Friday, November 1, 2013
Alexandra Muolo’s article, Not So Black and White: The Third Circuit Upholds Race-Conscious Redistricting in Doe ex rel. Doe v. Lower Merion School District, 58 Vill. L. Rev. 797 (2013), is now available on westlaw. Doe v. Lower Merion flew under the radar of most until the last minute. The case involved a school district with just two high schools and a minority population of around ten percent. The new student assignment plan split that minority community between the two high schools. Interestingly, the challenge to the race conscious redistricting came not from the white community but from the minority community.
In an analytically complex and extremely important decision, the Third Circuit held that Justice Kennedy’s concurring opinion from Parents Involved in Community Schools v. Seattle was the controlling opinion and, thus, race conscious plans that do not rely on individual race classifications to assign students are not subject to strict scrutiny. Within a few days of the decision, the Departments of Justice and Education issued policy guidance reaching the same conclusions themselves.

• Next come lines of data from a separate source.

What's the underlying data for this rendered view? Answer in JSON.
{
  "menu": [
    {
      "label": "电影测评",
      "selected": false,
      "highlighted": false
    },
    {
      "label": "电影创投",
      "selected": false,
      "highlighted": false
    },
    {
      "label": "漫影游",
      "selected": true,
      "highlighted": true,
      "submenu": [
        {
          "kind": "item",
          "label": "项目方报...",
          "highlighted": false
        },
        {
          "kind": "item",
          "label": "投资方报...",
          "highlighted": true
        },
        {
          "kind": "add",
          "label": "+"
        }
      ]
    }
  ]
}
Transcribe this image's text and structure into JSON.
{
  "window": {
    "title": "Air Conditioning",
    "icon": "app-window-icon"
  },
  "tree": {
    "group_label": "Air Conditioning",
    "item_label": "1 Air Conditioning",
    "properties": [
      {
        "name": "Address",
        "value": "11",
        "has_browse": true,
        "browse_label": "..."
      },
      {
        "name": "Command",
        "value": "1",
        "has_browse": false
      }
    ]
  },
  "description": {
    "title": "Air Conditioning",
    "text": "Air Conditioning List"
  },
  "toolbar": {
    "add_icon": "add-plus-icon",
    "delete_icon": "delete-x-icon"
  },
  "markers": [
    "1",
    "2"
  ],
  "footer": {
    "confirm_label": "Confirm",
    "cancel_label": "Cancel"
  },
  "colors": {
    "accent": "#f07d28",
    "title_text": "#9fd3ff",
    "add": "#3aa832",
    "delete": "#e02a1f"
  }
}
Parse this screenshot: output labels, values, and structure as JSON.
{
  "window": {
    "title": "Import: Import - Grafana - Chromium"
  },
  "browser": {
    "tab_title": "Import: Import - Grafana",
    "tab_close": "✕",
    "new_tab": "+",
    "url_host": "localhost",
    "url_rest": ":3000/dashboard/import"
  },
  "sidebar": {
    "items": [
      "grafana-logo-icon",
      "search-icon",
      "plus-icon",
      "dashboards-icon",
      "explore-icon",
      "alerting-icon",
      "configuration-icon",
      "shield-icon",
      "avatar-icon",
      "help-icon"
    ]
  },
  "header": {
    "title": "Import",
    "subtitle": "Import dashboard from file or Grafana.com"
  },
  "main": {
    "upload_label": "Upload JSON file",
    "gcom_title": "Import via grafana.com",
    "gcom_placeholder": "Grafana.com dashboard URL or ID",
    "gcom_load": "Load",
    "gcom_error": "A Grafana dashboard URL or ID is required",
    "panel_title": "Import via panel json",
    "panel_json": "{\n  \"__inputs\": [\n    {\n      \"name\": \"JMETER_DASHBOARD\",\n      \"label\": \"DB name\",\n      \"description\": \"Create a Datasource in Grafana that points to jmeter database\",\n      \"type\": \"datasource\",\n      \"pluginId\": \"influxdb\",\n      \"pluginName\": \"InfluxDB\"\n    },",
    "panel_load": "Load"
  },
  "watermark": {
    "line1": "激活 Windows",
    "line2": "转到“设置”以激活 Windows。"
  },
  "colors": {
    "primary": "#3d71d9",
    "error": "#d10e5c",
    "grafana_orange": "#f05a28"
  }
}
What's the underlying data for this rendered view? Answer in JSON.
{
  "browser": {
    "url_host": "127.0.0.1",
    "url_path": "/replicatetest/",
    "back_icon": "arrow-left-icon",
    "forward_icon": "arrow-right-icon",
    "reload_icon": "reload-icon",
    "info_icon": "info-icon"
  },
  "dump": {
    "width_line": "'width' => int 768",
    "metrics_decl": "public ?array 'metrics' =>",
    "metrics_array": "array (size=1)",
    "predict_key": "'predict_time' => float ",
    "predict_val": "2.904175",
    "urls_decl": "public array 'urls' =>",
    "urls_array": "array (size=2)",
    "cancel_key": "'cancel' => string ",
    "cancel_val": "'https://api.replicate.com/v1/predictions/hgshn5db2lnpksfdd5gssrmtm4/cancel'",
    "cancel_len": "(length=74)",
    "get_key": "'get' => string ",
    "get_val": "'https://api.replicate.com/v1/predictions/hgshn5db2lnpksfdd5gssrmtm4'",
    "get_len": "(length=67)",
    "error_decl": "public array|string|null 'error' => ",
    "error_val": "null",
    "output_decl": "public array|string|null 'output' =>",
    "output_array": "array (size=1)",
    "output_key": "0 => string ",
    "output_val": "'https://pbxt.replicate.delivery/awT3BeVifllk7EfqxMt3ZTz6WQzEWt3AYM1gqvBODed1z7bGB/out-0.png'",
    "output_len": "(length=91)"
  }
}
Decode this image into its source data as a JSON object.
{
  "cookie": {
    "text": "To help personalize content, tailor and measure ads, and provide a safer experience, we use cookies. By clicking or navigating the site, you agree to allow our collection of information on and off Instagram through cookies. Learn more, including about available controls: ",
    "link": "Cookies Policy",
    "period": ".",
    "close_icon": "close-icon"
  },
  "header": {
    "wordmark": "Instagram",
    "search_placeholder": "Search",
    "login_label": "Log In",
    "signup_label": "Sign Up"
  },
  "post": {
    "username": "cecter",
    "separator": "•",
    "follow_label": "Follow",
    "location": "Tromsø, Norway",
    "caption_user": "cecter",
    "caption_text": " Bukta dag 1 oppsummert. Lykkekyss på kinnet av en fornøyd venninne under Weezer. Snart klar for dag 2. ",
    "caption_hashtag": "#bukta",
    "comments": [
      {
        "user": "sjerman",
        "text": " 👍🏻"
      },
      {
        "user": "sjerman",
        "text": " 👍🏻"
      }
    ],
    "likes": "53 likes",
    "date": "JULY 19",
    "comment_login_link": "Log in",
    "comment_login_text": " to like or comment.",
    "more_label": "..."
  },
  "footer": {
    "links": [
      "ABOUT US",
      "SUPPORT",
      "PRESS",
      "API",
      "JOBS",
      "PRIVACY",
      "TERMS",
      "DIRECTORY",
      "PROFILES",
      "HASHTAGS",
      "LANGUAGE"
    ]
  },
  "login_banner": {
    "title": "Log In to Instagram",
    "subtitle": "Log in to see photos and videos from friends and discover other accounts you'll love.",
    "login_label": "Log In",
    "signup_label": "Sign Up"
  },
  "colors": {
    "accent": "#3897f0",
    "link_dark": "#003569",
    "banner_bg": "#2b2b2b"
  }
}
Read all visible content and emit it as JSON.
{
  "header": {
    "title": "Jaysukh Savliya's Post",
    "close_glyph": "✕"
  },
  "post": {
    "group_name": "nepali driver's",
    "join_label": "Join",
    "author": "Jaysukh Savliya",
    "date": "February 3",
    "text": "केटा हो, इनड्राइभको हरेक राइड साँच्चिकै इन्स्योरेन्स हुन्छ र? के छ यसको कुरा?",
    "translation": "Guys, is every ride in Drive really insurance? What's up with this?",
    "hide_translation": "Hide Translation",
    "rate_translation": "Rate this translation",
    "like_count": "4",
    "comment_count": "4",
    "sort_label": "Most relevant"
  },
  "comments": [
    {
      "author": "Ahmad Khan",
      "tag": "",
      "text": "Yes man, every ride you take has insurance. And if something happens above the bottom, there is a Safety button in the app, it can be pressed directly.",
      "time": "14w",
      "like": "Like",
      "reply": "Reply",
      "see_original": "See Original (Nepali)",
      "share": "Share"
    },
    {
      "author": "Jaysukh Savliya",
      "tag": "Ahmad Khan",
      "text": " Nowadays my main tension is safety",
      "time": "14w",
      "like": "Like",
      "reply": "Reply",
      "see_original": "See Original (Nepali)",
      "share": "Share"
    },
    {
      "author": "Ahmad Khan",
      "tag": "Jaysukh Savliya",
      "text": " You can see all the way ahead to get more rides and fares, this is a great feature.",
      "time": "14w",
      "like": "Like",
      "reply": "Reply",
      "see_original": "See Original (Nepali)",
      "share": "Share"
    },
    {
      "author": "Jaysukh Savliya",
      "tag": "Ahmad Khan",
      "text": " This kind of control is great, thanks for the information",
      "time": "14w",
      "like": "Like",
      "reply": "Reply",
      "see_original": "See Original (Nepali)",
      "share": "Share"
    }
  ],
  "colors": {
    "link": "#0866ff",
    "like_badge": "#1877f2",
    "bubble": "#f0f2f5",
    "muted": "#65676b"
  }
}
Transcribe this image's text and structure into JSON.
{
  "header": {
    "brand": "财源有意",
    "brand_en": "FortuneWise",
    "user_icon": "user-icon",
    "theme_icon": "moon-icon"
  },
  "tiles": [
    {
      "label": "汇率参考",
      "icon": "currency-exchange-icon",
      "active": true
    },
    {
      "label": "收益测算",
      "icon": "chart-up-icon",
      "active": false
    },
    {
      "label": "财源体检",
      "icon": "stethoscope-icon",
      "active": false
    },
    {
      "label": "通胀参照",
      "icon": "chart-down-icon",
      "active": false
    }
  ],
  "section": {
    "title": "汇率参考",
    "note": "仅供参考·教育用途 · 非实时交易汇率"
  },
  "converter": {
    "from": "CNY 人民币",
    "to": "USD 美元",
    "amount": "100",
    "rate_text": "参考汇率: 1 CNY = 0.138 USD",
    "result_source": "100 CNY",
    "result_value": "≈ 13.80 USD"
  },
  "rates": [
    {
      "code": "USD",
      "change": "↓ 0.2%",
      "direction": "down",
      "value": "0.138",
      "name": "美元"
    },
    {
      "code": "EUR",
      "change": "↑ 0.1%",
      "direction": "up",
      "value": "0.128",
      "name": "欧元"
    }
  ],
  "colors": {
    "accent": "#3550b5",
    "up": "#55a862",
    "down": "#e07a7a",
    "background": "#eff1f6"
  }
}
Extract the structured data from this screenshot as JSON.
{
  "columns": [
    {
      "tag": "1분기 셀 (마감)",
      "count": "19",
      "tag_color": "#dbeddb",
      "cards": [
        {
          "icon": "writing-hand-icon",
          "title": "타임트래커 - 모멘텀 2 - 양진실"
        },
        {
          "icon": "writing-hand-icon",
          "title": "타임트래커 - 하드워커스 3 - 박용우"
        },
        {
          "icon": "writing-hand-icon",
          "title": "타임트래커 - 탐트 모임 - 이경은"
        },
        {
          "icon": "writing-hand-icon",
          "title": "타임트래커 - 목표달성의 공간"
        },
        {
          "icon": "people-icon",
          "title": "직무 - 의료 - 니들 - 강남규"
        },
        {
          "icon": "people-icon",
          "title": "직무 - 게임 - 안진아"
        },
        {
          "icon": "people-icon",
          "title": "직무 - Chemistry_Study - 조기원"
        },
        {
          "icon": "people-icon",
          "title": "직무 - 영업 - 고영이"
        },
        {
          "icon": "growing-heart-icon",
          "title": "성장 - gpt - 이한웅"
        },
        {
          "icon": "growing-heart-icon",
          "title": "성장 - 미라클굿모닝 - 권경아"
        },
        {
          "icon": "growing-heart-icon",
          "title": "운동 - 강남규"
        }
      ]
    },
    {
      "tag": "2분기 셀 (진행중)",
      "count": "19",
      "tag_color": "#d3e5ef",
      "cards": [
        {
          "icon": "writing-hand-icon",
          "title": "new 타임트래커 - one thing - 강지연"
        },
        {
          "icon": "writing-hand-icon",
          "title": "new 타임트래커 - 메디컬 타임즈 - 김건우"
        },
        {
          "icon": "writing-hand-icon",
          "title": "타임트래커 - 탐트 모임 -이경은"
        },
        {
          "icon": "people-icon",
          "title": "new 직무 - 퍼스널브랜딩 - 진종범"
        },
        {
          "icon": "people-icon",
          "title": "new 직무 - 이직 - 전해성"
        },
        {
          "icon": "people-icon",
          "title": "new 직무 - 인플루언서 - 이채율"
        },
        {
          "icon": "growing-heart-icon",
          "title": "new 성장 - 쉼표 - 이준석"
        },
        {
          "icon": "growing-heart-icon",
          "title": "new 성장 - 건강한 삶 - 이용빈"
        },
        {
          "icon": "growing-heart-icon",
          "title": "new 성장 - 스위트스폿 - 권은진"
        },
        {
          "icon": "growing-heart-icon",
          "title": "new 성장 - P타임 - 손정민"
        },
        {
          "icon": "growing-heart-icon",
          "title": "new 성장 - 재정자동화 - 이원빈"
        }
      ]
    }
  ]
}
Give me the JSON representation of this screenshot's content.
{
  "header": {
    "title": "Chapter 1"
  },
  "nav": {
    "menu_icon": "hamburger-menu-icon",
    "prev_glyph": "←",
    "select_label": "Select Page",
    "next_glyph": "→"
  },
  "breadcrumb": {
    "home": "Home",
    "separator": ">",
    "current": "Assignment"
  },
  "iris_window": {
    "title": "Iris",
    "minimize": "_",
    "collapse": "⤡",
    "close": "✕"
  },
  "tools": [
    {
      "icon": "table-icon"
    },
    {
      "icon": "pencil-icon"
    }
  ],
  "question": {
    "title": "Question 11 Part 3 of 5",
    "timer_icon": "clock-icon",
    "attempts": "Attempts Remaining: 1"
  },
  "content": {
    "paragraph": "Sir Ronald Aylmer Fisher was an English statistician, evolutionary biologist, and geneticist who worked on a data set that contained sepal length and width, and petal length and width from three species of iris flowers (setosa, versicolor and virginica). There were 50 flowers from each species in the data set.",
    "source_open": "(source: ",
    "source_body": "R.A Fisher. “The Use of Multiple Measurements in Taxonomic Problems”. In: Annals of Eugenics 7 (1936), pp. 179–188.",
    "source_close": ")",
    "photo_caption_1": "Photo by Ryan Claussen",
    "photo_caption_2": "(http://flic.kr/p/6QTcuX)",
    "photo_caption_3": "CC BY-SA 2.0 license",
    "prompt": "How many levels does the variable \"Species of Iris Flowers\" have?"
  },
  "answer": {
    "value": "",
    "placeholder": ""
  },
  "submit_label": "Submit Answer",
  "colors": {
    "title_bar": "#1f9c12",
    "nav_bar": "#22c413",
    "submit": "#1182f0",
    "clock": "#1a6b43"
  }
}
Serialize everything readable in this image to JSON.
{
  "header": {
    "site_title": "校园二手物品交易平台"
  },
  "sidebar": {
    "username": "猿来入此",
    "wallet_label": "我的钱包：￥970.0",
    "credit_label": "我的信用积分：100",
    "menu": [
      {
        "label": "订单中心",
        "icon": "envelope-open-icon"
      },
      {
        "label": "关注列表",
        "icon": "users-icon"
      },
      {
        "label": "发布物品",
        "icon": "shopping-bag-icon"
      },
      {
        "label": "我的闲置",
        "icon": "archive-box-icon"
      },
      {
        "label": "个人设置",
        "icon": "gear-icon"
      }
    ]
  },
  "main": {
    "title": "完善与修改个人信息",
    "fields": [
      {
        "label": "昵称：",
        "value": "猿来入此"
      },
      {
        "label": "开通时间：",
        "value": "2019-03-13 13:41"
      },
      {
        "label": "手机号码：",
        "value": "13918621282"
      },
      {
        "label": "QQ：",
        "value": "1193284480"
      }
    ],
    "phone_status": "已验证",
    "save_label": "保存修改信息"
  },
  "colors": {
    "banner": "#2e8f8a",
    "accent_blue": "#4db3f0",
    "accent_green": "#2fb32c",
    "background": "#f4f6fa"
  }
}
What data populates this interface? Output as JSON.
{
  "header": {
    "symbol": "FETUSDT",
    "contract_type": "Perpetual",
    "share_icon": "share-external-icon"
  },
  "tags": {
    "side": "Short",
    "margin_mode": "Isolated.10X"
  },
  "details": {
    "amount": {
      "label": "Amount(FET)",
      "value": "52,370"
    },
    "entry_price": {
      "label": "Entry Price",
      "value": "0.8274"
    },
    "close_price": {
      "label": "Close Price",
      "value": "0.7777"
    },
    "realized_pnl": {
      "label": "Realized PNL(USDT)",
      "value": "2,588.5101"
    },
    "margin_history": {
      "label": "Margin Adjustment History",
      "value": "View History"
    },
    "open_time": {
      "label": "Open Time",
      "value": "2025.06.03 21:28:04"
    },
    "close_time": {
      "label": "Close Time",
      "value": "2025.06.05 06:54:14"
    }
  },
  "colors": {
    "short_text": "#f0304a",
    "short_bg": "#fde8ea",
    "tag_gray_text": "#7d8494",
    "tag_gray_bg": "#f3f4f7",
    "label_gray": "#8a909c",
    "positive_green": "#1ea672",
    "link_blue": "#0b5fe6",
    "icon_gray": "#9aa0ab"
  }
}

In short, Doe v. Lower Merion is the most important post-Parents Involved decision available.
Muolo’s article offers an in-depth examination of this case, pointing out those key aspects of the redistricting process that made it constitutional. Muolo concludes on a practical note:
When school districts are faced with Equal Protection challenges, the first step of the court will be to determine the appropriate level of scrutiny. While race-conscious integration policies only demand rational basis review, the policies still must be rationally related to a legitimate state interest. Though there are several approaches that school districts can take to avoid constitutional challenge, Doe provides a practical example. By explicitly listing race-neutral grounds for redistricting--the Non-Negotiables and community values--Lower Merion School District was able to implement a race-conscious policy that was rationally related to the legitimate purposes outlined by the Board of Directors. In the case of student redistricting policies, therefore, practitioners must advise school districts to document the legitimate, race-neutral interests for redistricting. As such, the developers of the redistricting plan may also consider racial impact, which will foster integration.